* [REQUIRED ACTION] Count the lines in the records that hold the string "code". Only the number should be given.

(Stored items from a collection)
========================================

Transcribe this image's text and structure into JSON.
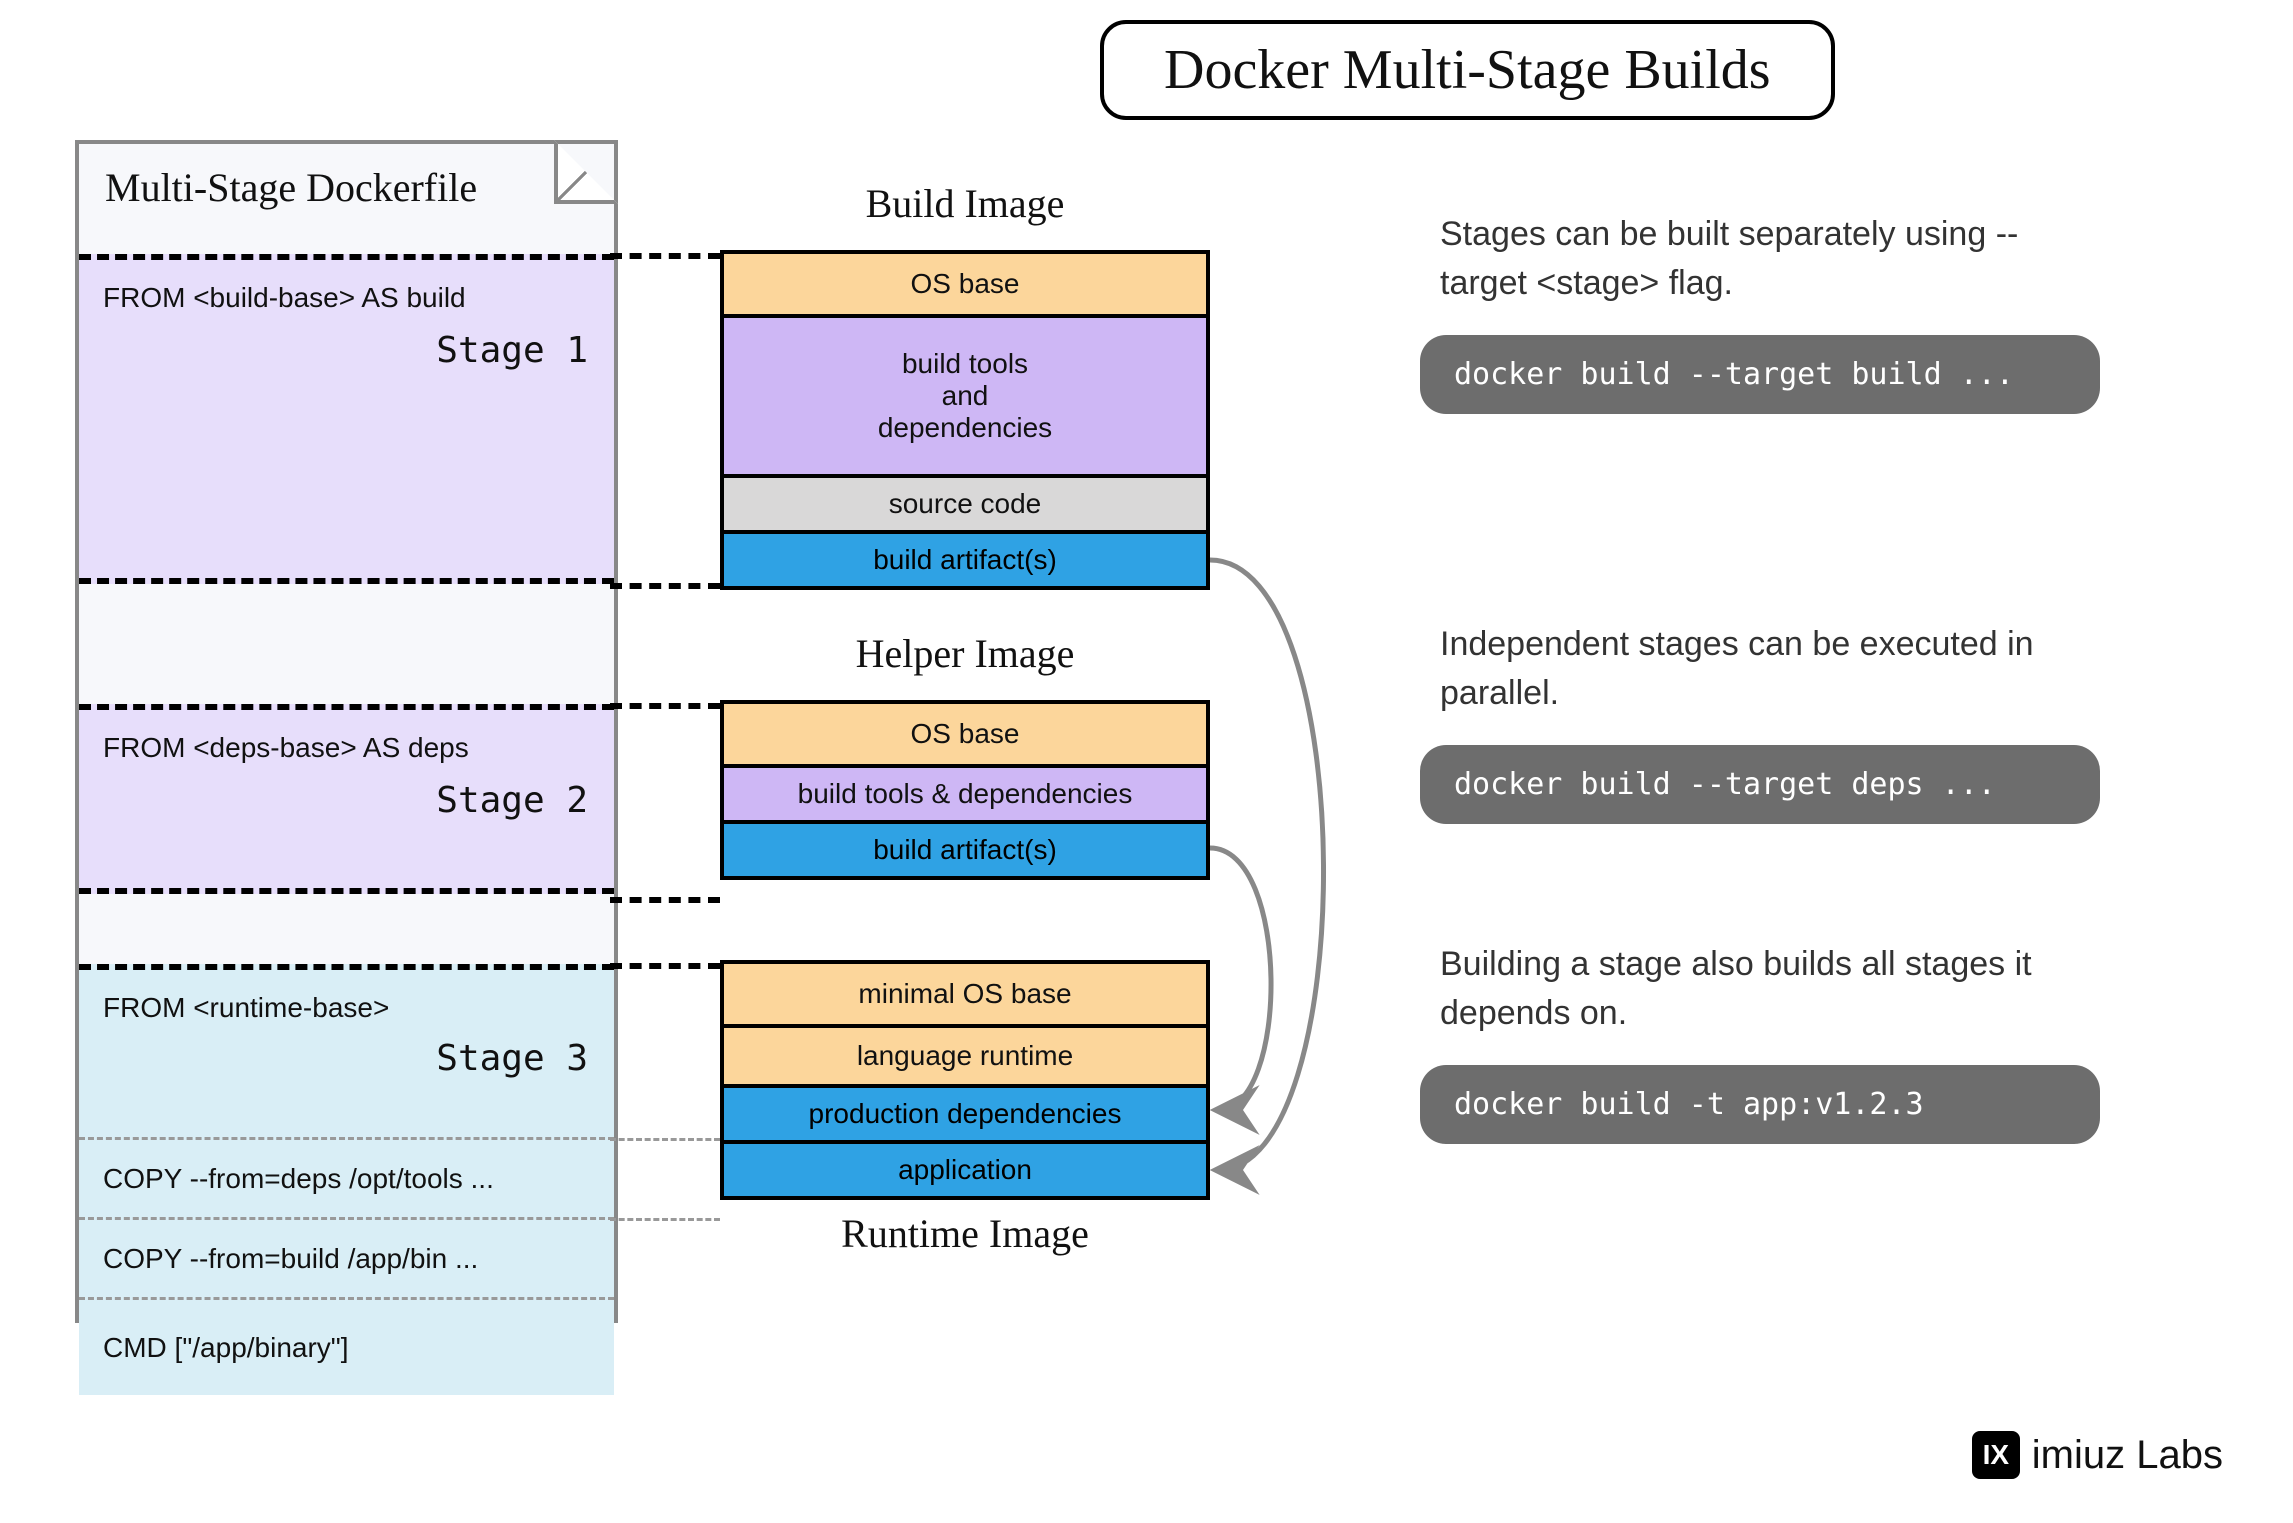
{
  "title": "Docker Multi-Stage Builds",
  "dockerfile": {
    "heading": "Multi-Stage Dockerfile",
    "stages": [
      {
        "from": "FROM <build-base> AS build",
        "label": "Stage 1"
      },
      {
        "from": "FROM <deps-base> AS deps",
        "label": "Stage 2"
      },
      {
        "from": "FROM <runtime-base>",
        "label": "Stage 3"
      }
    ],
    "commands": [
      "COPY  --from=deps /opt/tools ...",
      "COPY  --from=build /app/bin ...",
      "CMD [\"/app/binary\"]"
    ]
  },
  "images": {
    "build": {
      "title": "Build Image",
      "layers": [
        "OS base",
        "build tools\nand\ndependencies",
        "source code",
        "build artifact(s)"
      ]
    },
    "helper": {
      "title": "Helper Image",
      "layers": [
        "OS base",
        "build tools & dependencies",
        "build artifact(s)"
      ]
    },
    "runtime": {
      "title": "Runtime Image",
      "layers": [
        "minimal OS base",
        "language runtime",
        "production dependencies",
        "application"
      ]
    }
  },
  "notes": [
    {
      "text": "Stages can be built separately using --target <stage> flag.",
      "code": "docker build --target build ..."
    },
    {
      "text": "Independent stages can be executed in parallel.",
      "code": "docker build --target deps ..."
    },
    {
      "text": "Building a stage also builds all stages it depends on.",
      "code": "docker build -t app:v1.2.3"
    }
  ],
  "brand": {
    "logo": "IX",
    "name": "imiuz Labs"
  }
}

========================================

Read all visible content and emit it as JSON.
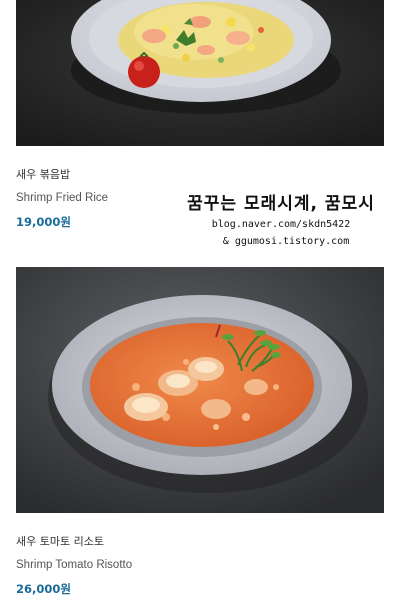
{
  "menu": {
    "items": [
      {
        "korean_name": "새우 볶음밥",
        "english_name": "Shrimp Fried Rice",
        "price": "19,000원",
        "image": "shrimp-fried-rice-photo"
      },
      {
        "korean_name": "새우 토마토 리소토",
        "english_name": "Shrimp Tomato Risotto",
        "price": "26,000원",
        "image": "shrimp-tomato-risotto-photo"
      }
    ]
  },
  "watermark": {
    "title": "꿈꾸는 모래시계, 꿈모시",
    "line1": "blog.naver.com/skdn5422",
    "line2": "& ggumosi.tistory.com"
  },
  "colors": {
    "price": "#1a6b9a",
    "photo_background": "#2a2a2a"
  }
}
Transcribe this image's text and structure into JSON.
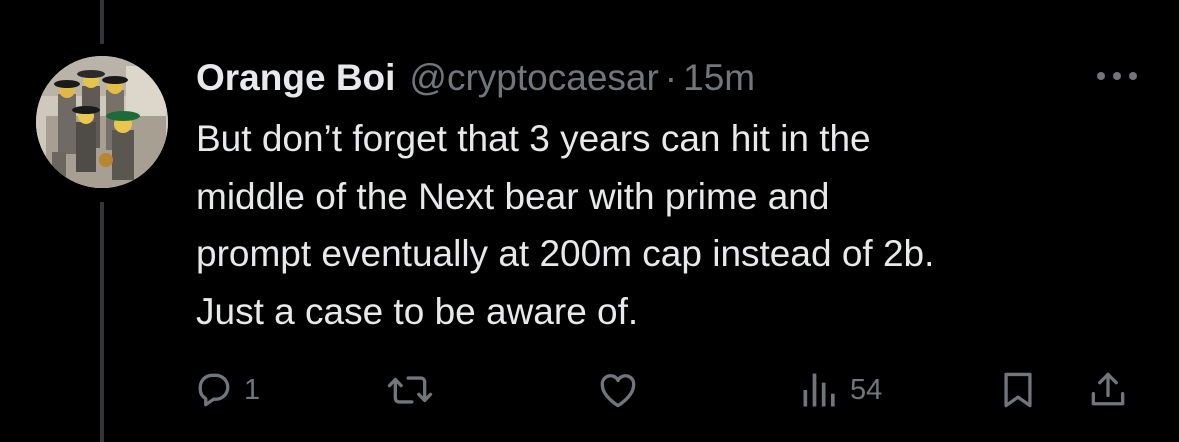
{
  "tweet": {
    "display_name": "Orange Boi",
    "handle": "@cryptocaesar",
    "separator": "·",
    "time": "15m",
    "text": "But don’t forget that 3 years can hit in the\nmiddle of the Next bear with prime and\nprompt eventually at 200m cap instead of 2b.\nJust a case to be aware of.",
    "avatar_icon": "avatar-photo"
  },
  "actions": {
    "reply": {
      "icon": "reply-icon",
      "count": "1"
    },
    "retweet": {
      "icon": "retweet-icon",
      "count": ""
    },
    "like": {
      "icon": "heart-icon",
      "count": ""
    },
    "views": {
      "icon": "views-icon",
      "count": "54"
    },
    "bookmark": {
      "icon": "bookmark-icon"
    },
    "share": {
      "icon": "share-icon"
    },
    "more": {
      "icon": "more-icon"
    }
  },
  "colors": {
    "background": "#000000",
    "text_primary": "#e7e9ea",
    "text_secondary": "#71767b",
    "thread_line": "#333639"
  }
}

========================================

* [REPLY] 4